Today's tour guide is a local leader who is the tourism ambassador for the area. We were honoured that he was receiving us. He is extremely familiar with the culture and history of the area, and proficient in Italian, French, English and many Indian dialects. Forty years of age this year, he is born in the year of the Goat (1967). Being a determined and persistent person by nature, he gave many valuable opinions on which camera angles to take. His knowledge and service was first class.
There were four places of interest to visit today. One is a man-made lake built in the 14th century. It is an ancient reservoir that resolved potable water supply issues for the area for a few centuries. Of course, it is dispensable now. The guide told us that this area had ever been water-deprived for a decade until a big flood filled up the lake in 2005.
One of the doorways leading to the lake was built by the painstaking effort of a prostitute. As the caste system was quite obvious then, prostitutes had no status. Often worried that the doorway would be removed, a temple was built over the doorway and it is still here today. The ancients refused to walk through the doorway as they felt it was akin to going under a prostitute’s crotch. Now, the crowds throng through it.
The second place of interest was an ancient fort. The fort appeared to only have one access point, which belied the fact that there were many underground tunnels that led to other areas. The Mongolian troops had attempted to seize the city several times by trapping the denizens within but all the attempts failed. In the end, the Mongols had no choice but to conquer the faraway lands of Turkey and Afghanistan.

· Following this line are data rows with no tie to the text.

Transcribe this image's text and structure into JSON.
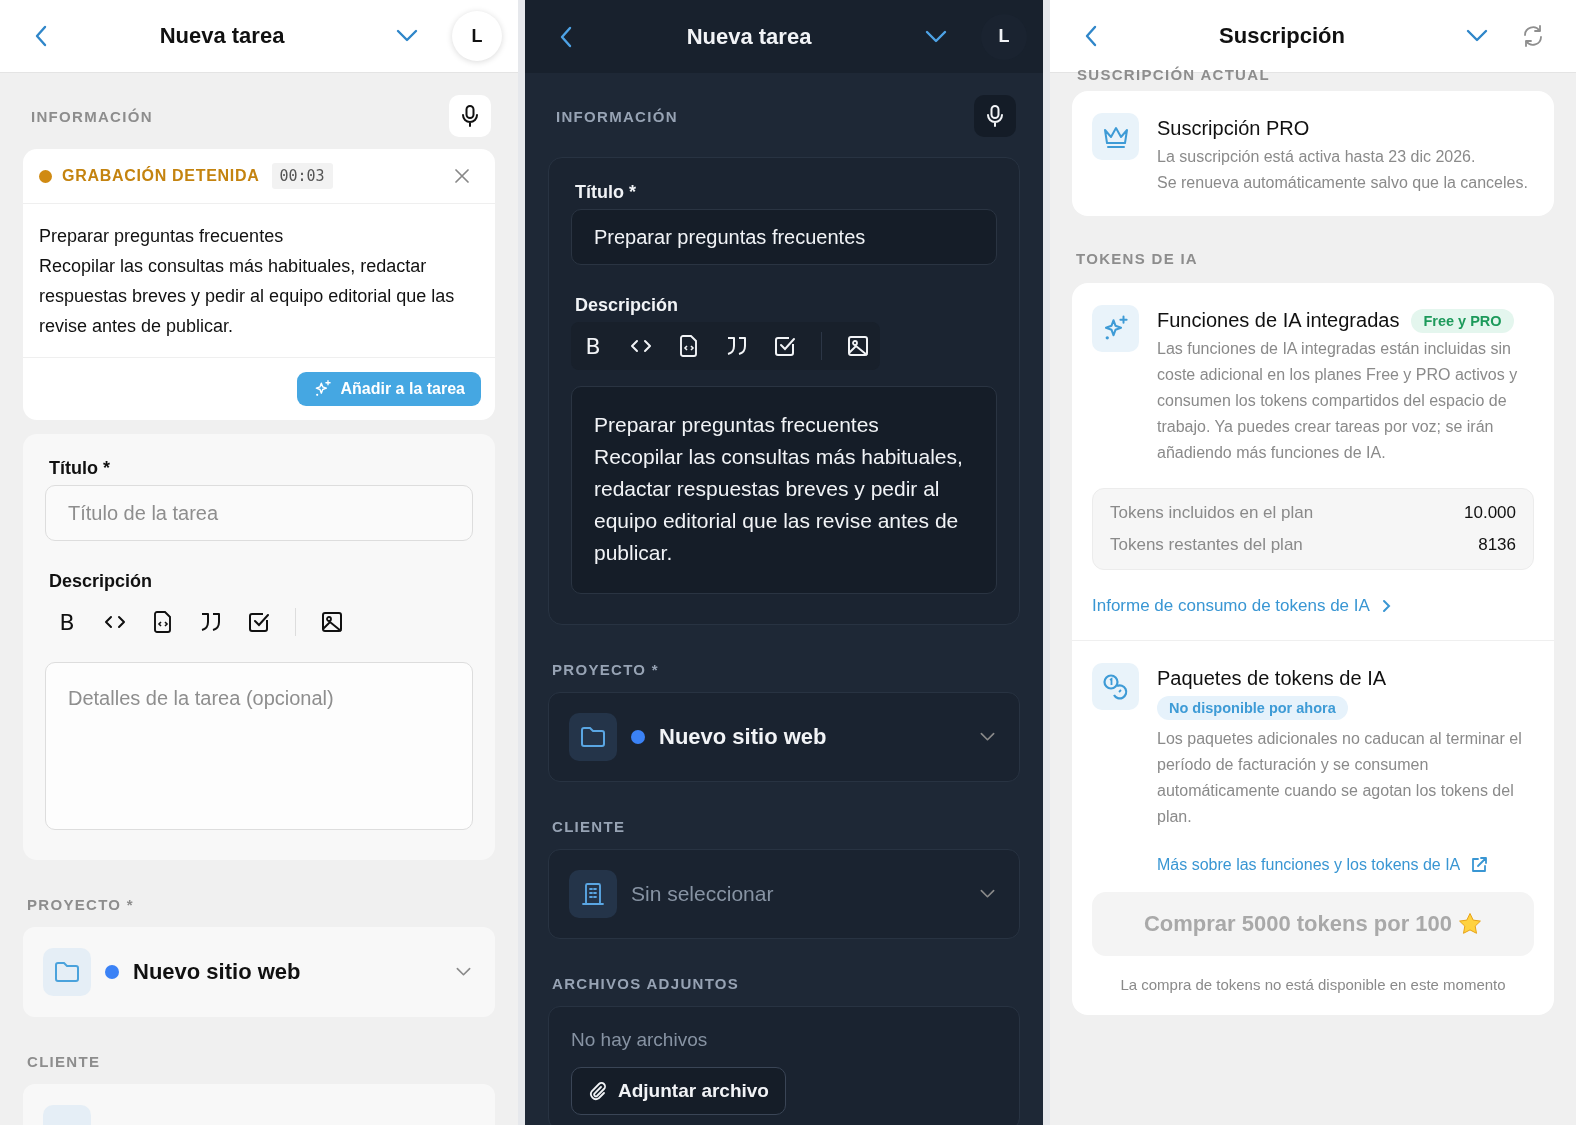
{
  "light_task": {
    "header": {
      "title": "Nueva tarea",
      "avatar": "L"
    },
    "info_label": "INFORMACIÓN",
    "recording": {
      "status": "GRABACIÓN DETENIDA",
      "time": "00:03",
      "transcript": [
        "Preparar preguntas frecuentes",
        "Recopilar las consultas más habituales, redactar respuestas breves y pedir al equipo editorial que las revise antes de publicar."
      ],
      "add_button": "Añadir a la tarea"
    },
    "form": {
      "title_label": "Título *",
      "title_placeholder": "Título de la tarea",
      "description_label": "Descripción",
      "bold_label": "B",
      "description_placeholder": "Detalles de la tarea (opcional)"
    },
    "project": {
      "label": "PROYECTO *",
      "name": "Nuevo sitio web",
      "color": "#3b82f6"
    },
    "client": {
      "label": "CLIENTE"
    }
  },
  "dark_task": {
    "header": {
      "title": "Nueva tarea",
      "avatar": "L"
    },
    "info_label": "INFORMACIÓN",
    "form": {
      "title_label": "Título *",
      "title_value": "Preparar preguntas frecuentes",
      "description_label": "Descripción",
      "bold_label": "B",
      "description_value": [
        "Preparar preguntas frecuentes",
        "Recopilar las consultas más habituales, redactar respuestas breves y pedir al equipo editorial que las revise antes de publicar."
      ]
    },
    "project": {
      "label": "PROYECTO *",
      "name": "Nuevo sitio web",
      "color": "#3b82f6"
    },
    "client": {
      "label": "CLIENTE",
      "placeholder": "Sin seleccionar"
    },
    "attachments": {
      "label": "ARCHIVOS ADJUNTOS",
      "empty": "No hay archivos",
      "button": "Adjuntar archivo"
    }
  },
  "subscription": {
    "header": {
      "title": "Suscripción"
    },
    "current_label": "SUSCRIPCIÓN ACTUAL",
    "plan": {
      "title": "Suscripción PRO",
      "lines": [
        "La suscripción está activa hasta 23 dic 2026.",
        "Se renueva automáticamente salvo que la canceles."
      ]
    },
    "tokens_label": "TOKENS DE IA",
    "features": {
      "title": "Funciones de IA integradas",
      "badge": "Free y PRO",
      "description": "Las funciones de IA integradas están incluidas sin coste adicional en los planes Free y PRO activos y consumen los tokens compartidos del espacio de trabajo. Ya puedes crear tareas por voz; se irán añadiendo más funciones de IA.",
      "stats": [
        {
          "label": "Tokens incluidos en el plan",
          "value": "10.000"
        },
        {
          "label": "Tokens restantes del plan",
          "value": "8136"
        }
      ],
      "link": "Informe de consumo de tokens de IA"
    },
    "packs": {
      "title": "Paquetes de tokens de IA",
      "badge": "No disponible por ahora",
      "description": "Los paquetes adicionales no caducan al terminar el período de facturación y se consumen automáticamente cuando se agotan los tokens del plan.",
      "link": "Más sobre las funciones y los tokens de IA",
      "buy_button": {
        "label": "Comprar 5000 tokens por 100",
        "disabled": true
      },
      "note": "La compra de tokens no está disponible en este momento"
    }
  }
}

The place used to be a spice-trading route in the past, and also served as the main route of travel to Middle East, sharing its fame with the Silk Road. Later on, the spices and silk trade switched to using sea routes and this route slowly faded into the background, until it transformed into today's tourism spot.
The ancient fort has quite a few temples and is segregated into business and housing districts. It is said that around 2 to 3 thousand families had housed within the area. The ancient fort is built on a hill, with the higher areas developed into a hotel district as the beauty of the area beckons. There are three doorways to the ancient fort, each one of them meandering in such a way that you could not see one from another. This also serves as a form of defence. There are many paintings, cloth, antiques and many other types of art works, but you must bargain your way through.
The third and fourth spots were all mansions of past affluent people. The first was the residence of the ex-Rajasthan prime minister, which was built by two brothers who were professional masons. The design looks symmetrical until you look at them closely. It took 4 years to complete and their descendants reside within to this day. The front of the mansion serves as a tourist centre while the back serves as living quarters.
Another attraction was a five-storey apartment that took thirty years to complete. Currently, this grand house is under the partial possession of the family that owns it while the other part is taken over by the government and used as a cultural exhibition centre. The centre is of significant historical value and is definitely worth visiting.
The last attraction is the mausoleum of the old royalty. Sikhism requires that its believers are cremated after death and their ashes scattered into the sea or rivers. It is the same for the king. The mausoleum is but a memorial. This attraction has always been a crematorium and a location for watching the sunset. It only opens at 4pm. We arrived at 1plus, so it was fortunate that the driver had his way of getting us in so that we could take pictures and walk around.
I did not see the sunset yesterday, and I pined to relive the experience of riding a camel, so I spent a thousand plus rupees to see Rajasthan’s bewitching sunset.
Some things have to be experienced for ourselves. Watching the sunset in the desert is like sending off your beloved kin in a sea of sand. On the way back we saw large armies of soldiers. I had a sense of déjà vu that something major was about to happen.